**Work to be completed:** Down to the last character, repeat the entries beneath this task.
═════ Excerpted records ═════
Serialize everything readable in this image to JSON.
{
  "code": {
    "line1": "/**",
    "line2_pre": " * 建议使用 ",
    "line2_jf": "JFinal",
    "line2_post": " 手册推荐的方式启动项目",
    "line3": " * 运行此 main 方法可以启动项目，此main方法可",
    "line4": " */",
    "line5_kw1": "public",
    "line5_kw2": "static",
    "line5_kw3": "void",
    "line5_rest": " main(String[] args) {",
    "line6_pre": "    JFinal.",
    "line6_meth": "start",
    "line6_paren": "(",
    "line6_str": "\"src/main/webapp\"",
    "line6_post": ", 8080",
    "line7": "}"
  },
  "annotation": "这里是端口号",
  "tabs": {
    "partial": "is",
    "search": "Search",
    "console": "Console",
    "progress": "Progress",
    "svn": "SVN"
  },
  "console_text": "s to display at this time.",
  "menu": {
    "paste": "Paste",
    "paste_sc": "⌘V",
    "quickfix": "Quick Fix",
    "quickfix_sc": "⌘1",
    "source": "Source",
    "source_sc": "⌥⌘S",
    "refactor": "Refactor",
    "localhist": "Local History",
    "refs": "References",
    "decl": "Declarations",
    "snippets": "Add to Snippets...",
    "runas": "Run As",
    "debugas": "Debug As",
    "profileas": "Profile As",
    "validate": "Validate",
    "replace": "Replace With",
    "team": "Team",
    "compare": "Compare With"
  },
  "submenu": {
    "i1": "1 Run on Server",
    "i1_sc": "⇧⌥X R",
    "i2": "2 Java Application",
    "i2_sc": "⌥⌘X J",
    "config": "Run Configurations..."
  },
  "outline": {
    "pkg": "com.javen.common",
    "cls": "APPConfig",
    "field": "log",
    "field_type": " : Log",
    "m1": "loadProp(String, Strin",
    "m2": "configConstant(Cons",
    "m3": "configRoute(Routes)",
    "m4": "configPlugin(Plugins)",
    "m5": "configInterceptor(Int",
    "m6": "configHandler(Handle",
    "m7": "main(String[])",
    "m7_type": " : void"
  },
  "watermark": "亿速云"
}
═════
**Answer section:**
Serialize everything readable in this image to JSON.
{
  "code": {
    "line1": "/**",
    "line2_pre": " * 建议使用 ",
    "line2_jf": "JFinal",
    "line2_post": " 手册推荐的方式启动项目",
    "line3": " * 运行此 main 方法可以启动项目，此main方法可",
    "line4": " */",
    "line5_kw1": "public",
    "line5_kw2": "static",
    "line5_kw3": "void",
    "line5_rest": " main(String[] args) {",
    "line6_pre": "    JFinal.",
    "line6_meth": "start",
    "line6_paren": "(",
    "line6_str": "\"src/main/webapp\"",
    "line6_post": ", 8080",
    "line7": "}"
  },
  "annotation": "这里是端口号",
  "tabs": {
    "partial": "is",
    "search": "Search",
    "console": "Console",
    "progress": "Progress",
    "svn": "SVN"
  },
  "console_text": "s to display at this time.",
  "menu": {
    "paste": "Paste",
    "paste_sc": "⌘V",
    "quickfix": "Quick Fix",
    "quickfix_sc": "⌘1",
    "source": "Source",
    "source_sc": "⌥⌘S",
    "refactor": "Refactor",
    "localhist": "Local History",
    "refs": "References",
    "decl": "Declarations",
    "snippets": "Add to Snippets...",
    "runas": "Run As",
    "debugas": "Debug As",
    "profileas": "Profile As",
    "validate": "Validate",
    "replace": "Replace With",
    "team": "Team",
    "compare": "Compare With"
  },
  "submenu": {
    "i1": "1 Run on Server",
    "i1_sc": "⇧⌥X R",
    "i2": "2 Java Application",
    "i2_sc": "⌥⌘X J",
    "config": "Run Configurations..."
  },
  "outline": {
    "pkg": "com.javen.common",
    "cls": "APPConfig",
    "field": "log",
    "field_type": " : Log",
    "m1": "loadProp(String, Strin",
    "m2": "configConstant(Cons",
    "m3": "configRoute(Routes)",
    "m4": "configPlugin(Plugins)",
    "m5": "configInterceptor(Int",
    "m6": "configHandler(Handle",
    "m7": "main(String[])",
    "m7_type": " : void"
  },
  "watermark": "亿速云"
}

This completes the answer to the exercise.